This is one of those plants that is covered in little hairs. The hairs catch the late afternoon light in an appealing way.

DSC_0782 borage

The bees in the front garden have confirmed the rumors about bees liking Borage. They are always hanging around the flowers.

DSC_0783 borage

Borage leaves are eaten cooked or raw in parts of Spain, Italy, and Germany. The flowers can also be eaten. Judy and I haven’t tried it yet, though.

DSC_0785 borage and bee

It’s also been used medicinally to treat a variety of ailments. People make it into a tea or take it as Borage seed oil. I’m not sure if its efficacy has ever been scientifically documented.

All I know is that I like the flowers, and the bees like the flowers, and I like that the bees like the flowers.

My understanding also is that Borage self-sows freely, so that once you have Borage you will always have Borage. But I’m fine with that.

DSC_0780 borage

Do you grow Borage, and have you tried eating it?

59 Comments on “Bees Love Borage”

  1. Hi Jason, I am growing borage this year also. It’s been so fun to watch the bee’s enjoying the flowers. Mine seem to have nearly finished their life cycle though, with all our heat. Do you plan to cut yours back after they are done?

  2. Yes, it is great for bees. Bees seem to like the whole Boraginaceae family. The flowers are a lovely clear blue and look brilliant in ice cubes (they also dry well to make a nice bright blue confetti). The plants are a bit prone to mildew here in the UK.
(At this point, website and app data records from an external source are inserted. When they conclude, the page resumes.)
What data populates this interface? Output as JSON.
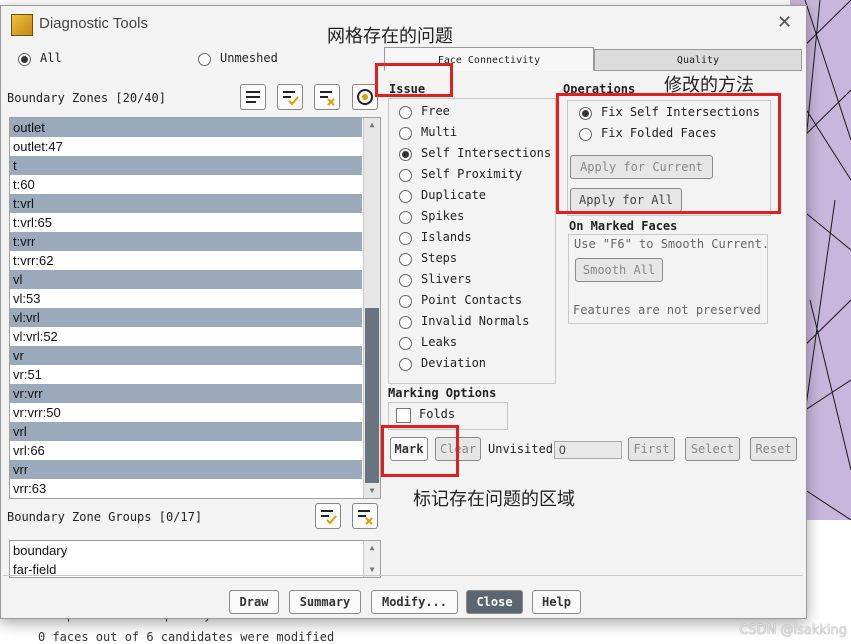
{
  "window": {
    "title": "Diagnostic Tools"
  },
  "filter": {
    "all_label": "All",
    "unmeshed_label": "Unmeshed",
    "selected": "All"
  },
  "boundary_zones": {
    "header": "Boundary Zones [20/40]",
    "items": [
      {
        "label": "outlet",
        "selected": true
      },
      {
        "label": "outlet:47",
        "selected": false
      },
      {
        "label": "t",
        "selected": true
      },
      {
        "label": "t:60",
        "selected": false
      },
      {
        "label": "t:vrl",
        "selected": true
      },
      {
        "label": "t:vrl:65",
        "selected": false
      },
      {
        "label": "t:vrr",
        "selected": true
      },
      {
        "label": "t:vrr:62",
        "selected": false
      },
      {
        "label": "vl",
        "selected": true
      },
      {
        "label": "vl:53",
        "selected": false
      },
      {
        "label": "vl:vrl",
        "selected": true
      },
      {
        "label": "vl:vrl:52",
        "selected": false
      },
      {
        "label": "vr",
        "selected": true
      },
      {
        "label": "vr:51",
        "selected": false
      },
      {
        "label": "vr:vrr",
        "selected": true
      },
      {
        "label": "vr:vrr:50",
        "selected": false
      },
      {
        "label": "vrl",
        "selected": true
      },
      {
        "label": "vrl:66",
        "selected": false
      },
      {
        "label": "vrr",
        "selected": true
      },
      {
        "label": "vrr:63",
        "selected": false
      }
    ]
  },
  "zone_groups": {
    "header": "Boundary Zone Groups [0/17]",
    "items": [
      "boundary",
      "far-field"
    ]
  },
  "tabs": [
    {
      "label": "Face Connectivity",
      "active": true
    },
    {
      "label": "Quality",
      "active": false
    }
  ],
  "issue": {
    "header": "Issue",
    "selected": "Self Intersections",
    "items": [
      "Free",
      "Multi",
      "Self Intersections",
      "Self Proximity",
      "Duplicate",
      "Spikes",
      "Islands",
      "Steps",
      "Slivers",
      "Point Contacts",
      "Invalid Normals",
      "Leaks",
      "Deviation"
    ]
  },
  "operations": {
    "header": "Operations",
    "options": [
      "Fix Self Intersections",
      "Fix Folded Faces"
    ],
    "selected": "Fix Self Intersections",
    "apply_current": "Apply for Current",
    "apply_all": "Apply for All"
  },
  "marked_faces": {
    "header": "On Marked Faces",
    "hint": "Use \"F6\" to Smooth Current.",
    "smooth_all": "Smooth All",
    "note": "Features are not preserved"
  },
  "marking_options": {
    "header": "Marking Options",
    "folds_label": "Folds"
  },
  "marking_row": {
    "mark": "Mark",
    "clear": "Clear",
    "unvisited_label": "Unvisited",
    "unvisited_value": "0",
    "first": "First",
    "select": "Select",
    "reset": "Reset"
  },
  "footer": {
    "draw": "Draw",
    "summary": "Summary",
    "modify": "Modify...",
    "close": "Close",
    "help": "Help"
  },
  "annotations": {
    "mesh_problem": "网格存在的问题",
    "fix_method": "修改的方法",
    "mark_region": "标记存在问题的区域"
  },
  "console": {
    "line1": "The present mesh quality   ordered",
    "line2": "0 faces out of 6 candidates were modified"
  },
  "watermark": "CSDN @isakking",
  "colors": {
    "selection": "#9aaabb",
    "annotation_red": "#e02020",
    "close_button": "#5c6670",
    "mesh_bg": "#c9b6dc"
  }
}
  3. It definitely self sows. I have it everywhere, but like you I don’t care. Mr. bunny loves munching on the leaves. Hummingbirds visit the flowers. The leaves are too fuzzy to eat…at least for me but I have used the flowers in salads.

      • It attracts predator insects, which is a way of deterring pests. It also supposedly deters tomato hornworm moths (so they don’t lay their larva there). Plants that like borage nearby include cucumber, tomato, squash, strawberry, and members of the cabbage family. It’s also been reported that “most garden plants grow better and have better tasting produce when borage is grown as a companion plant with them.” Because of how it grows, tending to flop over onto the ground, it shades the ground, and, with its nutrient-accumulating roots (especially of potassium and silicon) and large soft leaves, it provides a lot of nutrient-rich mulch when chopped (like comfrey). I have borage in my veg. garden with cucumber, tomatoes, basil, Brussels sprouts, broccoli, beans, and beets, and I have it in my fruit guild with peaches, green beans, squash, cucumbers, blueberries, fennel, and strawberries.
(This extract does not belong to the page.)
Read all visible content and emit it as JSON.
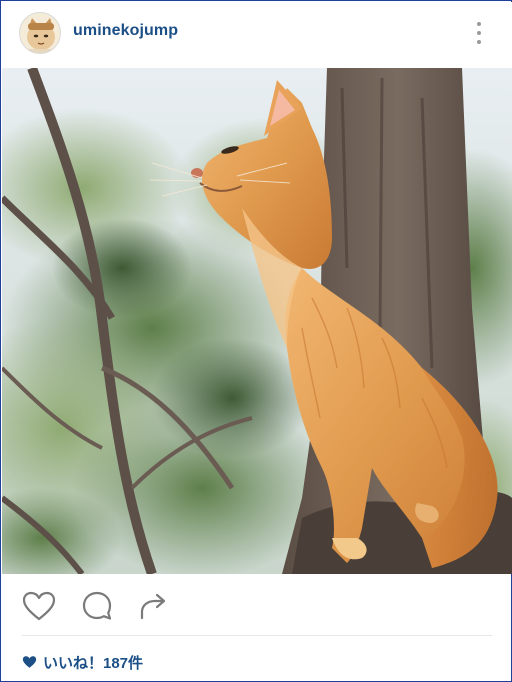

  4. I like to put Borage flowers in ice cubes to decorate summer drinks. It thinks it is a weed, popping up anywhere and everywhere. I banished it from my last garden with great difficulty. Just this year it showed up in this one. I don’t know where it came from, but since I now have plenty of space it can stay…for now.

  5. I LOVE hairy plants! And I love the blue of Borage flowers. It almost glows. Very easy to transplant and then, watch out! Just leave it when it’s done and more will come (ooh, a tiny off-rhyme without trying). You probably don’t want it close to places where guests will be lounging–LOTS of bees.
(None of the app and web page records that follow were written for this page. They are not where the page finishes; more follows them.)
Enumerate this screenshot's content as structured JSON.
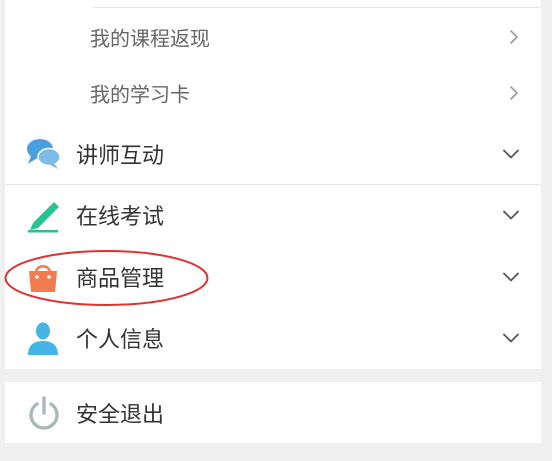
{
  "menu": {
    "sub_items": [
      {
        "label": "我的课程返现",
        "icon": "chevron-right-icon"
      },
      {
        "label": "我的学习卡",
        "icon": "chevron-right-icon"
      }
    ],
    "items": [
      {
        "label": "讲师互动",
        "icon": "chat-bubbles-icon",
        "color": "#4a9fe0"
      },
      {
        "label": "在线考试",
        "icon": "pencil-icon",
        "color": "#2bbf94"
      },
      {
        "label": "商品管理",
        "icon": "shopping-bag-icon",
        "color": "#f47a4f",
        "highlighted": true
      },
      {
        "label": "个人信息",
        "icon": "person-icon",
        "color": "#45b5e6"
      }
    ]
  },
  "logout": {
    "label": "安全退出",
    "icon": "power-icon",
    "color": "#a9b9bb"
  },
  "colors": {
    "background": "#f0f0f0",
    "card": "#ffffff",
    "highlight_ring": "#e03030",
    "chevron": "#999999"
  }
}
Leave a Reply

Fill in your details below or click an icon to log in: Logo

You are commenting using your account. Log Out /  Change )

Twitter picture

You are commenting using your Twitter account. Log Out /  Change )

Facebook photo

You are commenting using your Facebook account. Log Out /  Change )

Connecting to %s

%d bloggers like this: